• **TASK DETAILS**: Each entry below must be repeated exactly, with pictures left out.

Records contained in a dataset
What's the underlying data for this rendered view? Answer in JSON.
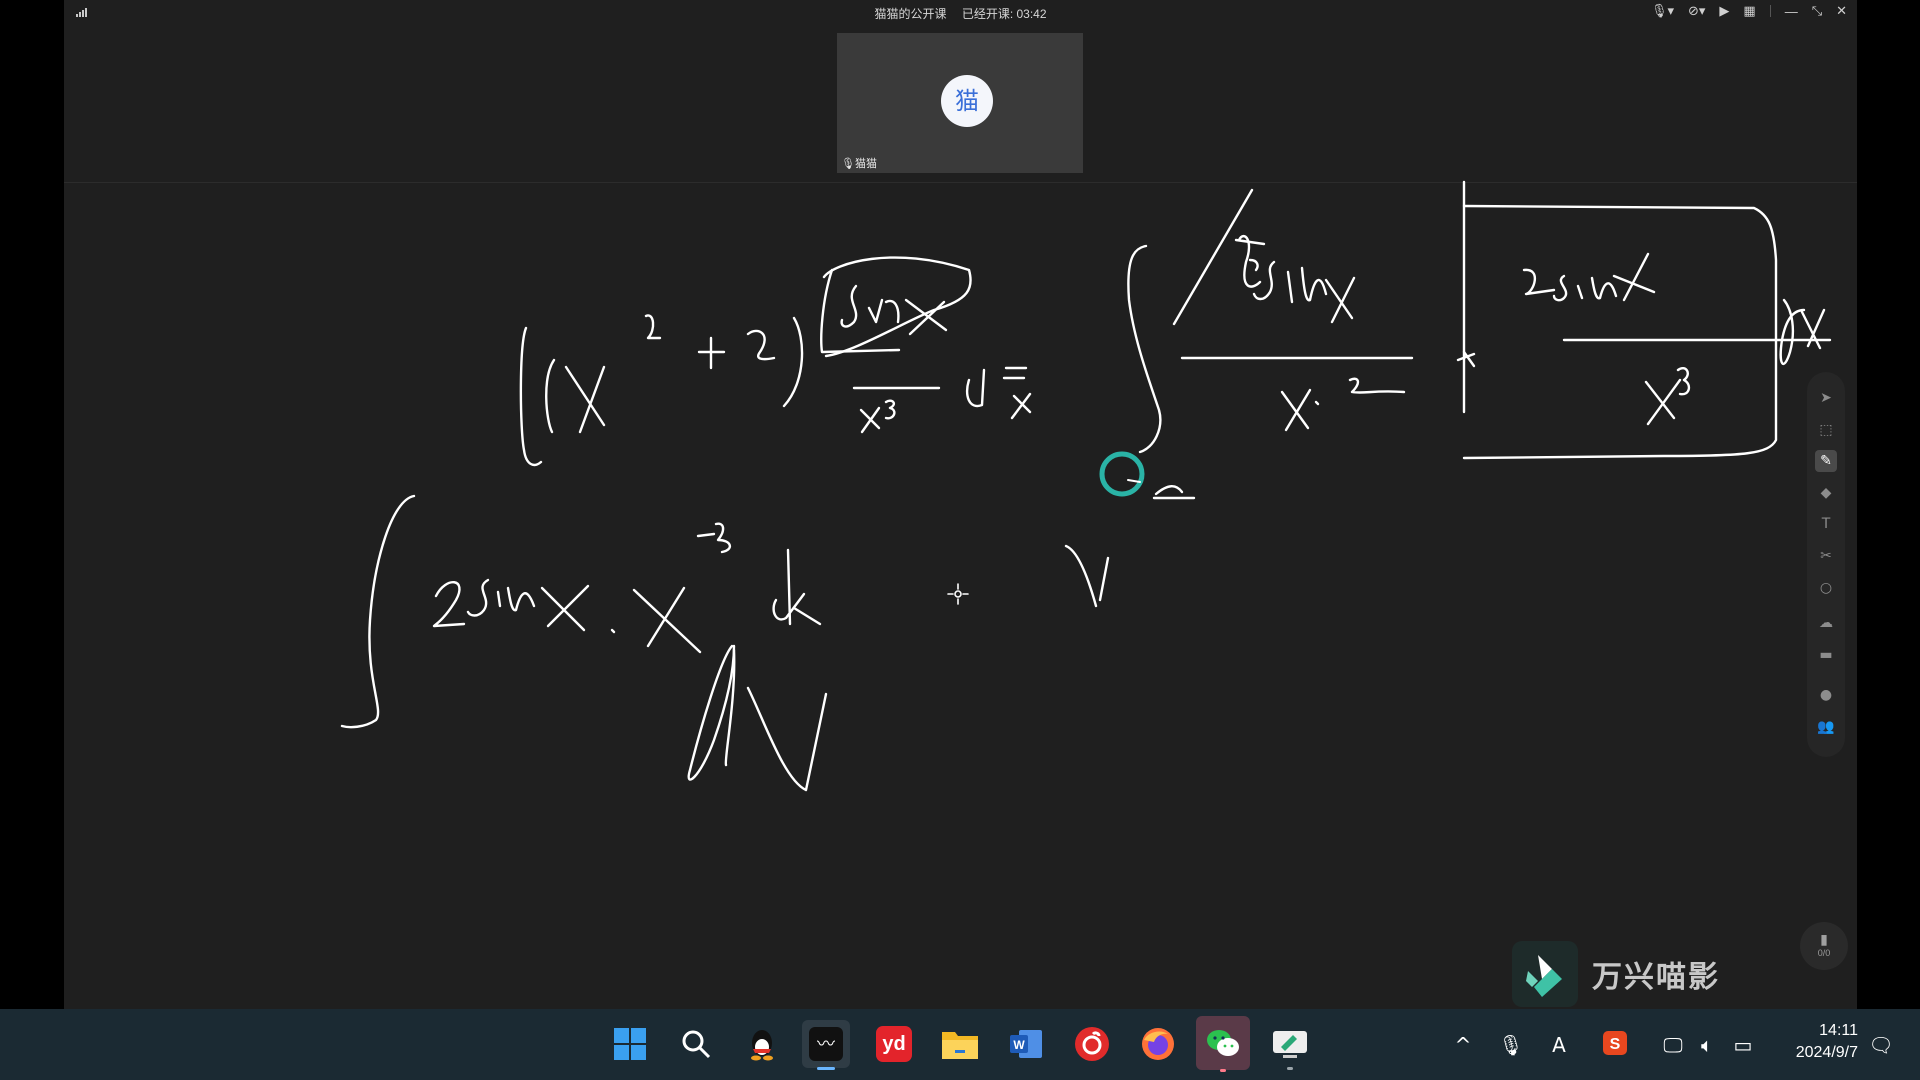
{
  "window": {
    "title": "猫猫的公开课",
    "status": "已经开课: 03:42"
  },
  "participant": {
    "avatar_char": "猫",
    "name": "猫猫"
  },
  "toolbar": {
    "tools": [
      "pointer-icon",
      "select-icon",
      "pen-icon",
      "eraser-icon",
      "text-icon",
      "scissors-icon",
      "shape-icon",
      "cloud-icon",
      "toolbox-icon",
      "chat-icon",
      "members-icon"
    ],
    "active_tool": "pen-icon"
  },
  "page_counter": "0/0",
  "watermark": {
    "text": "万兴喵影"
  },
  "taskbar": {
    "apps": [
      "windows-start-icon",
      "search-icon",
      "qq-icon",
      "board-app-icon",
      "youdao-icon",
      "file-explorer-icon",
      "word-icon",
      "netease-music-icon",
      "firefox-icon",
      "wechat-icon",
      "classroom-app-icon"
    ],
    "active_app": "wechat-icon",
    "tray_ime": "A",
    "time": "14:11",
    "date": "2024/9/7"
  },
  "colors": {
    "app_bg": "#1f1f1f",
    "ink": "#ffffff",
    "cursor_ring": "#2ab3a6",
    "taskbar_bg": "#1b2a33"
  }
}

• **ANSWER BOX**:
What's the underlying data for this rendered view? Answer in JSON.
{
  "window": {
    "title": "猫猫的公开课",
    "status": "已经开课: 03:42"
  },
  "participant": {
    "avatar_char": "猫",
    "name": "猫猫"
  },
  "toolbar": {
    "tools": [
      "pointer-icon",
      "select-icon",
      "pen-icon",
      "eraser-icon",
      "text-icon",
      "scissors-icon",
      "shape-icon",
      "cloud-icon",
      "toolbox-icon",
      "chat-icon",
      "members-icon"
    ],
    "active_tool": "pen-icon"
  },
  "page_counter": "0/0",
  "watermark": {
    "text": "万兴喵影"
  },
  "taskbar": {
    "apps": [
      "windows-start-icon",
      "search-icon",
      "qq-icon",
      "board-app-icon",
      "youdao-icon",
      "file-explorer-icon",
      "word-icon",
      "netease-music-icon",
      "firefox-icon",
      "wechat-icon",
      "classroom-app-icon"
    ],
    "active_app": "wechat-icon",
    "tray_ime": "A",
    "time": "14:11",
    "date": "2024/9/7"
  },
  "colors": {
    "app_bg": "#1f1f1f",
    "ink": "#ffffff",
    "cursor_ring": "#2ab3a6",
    "taskbar_bg": "#1b2a33"
  }
}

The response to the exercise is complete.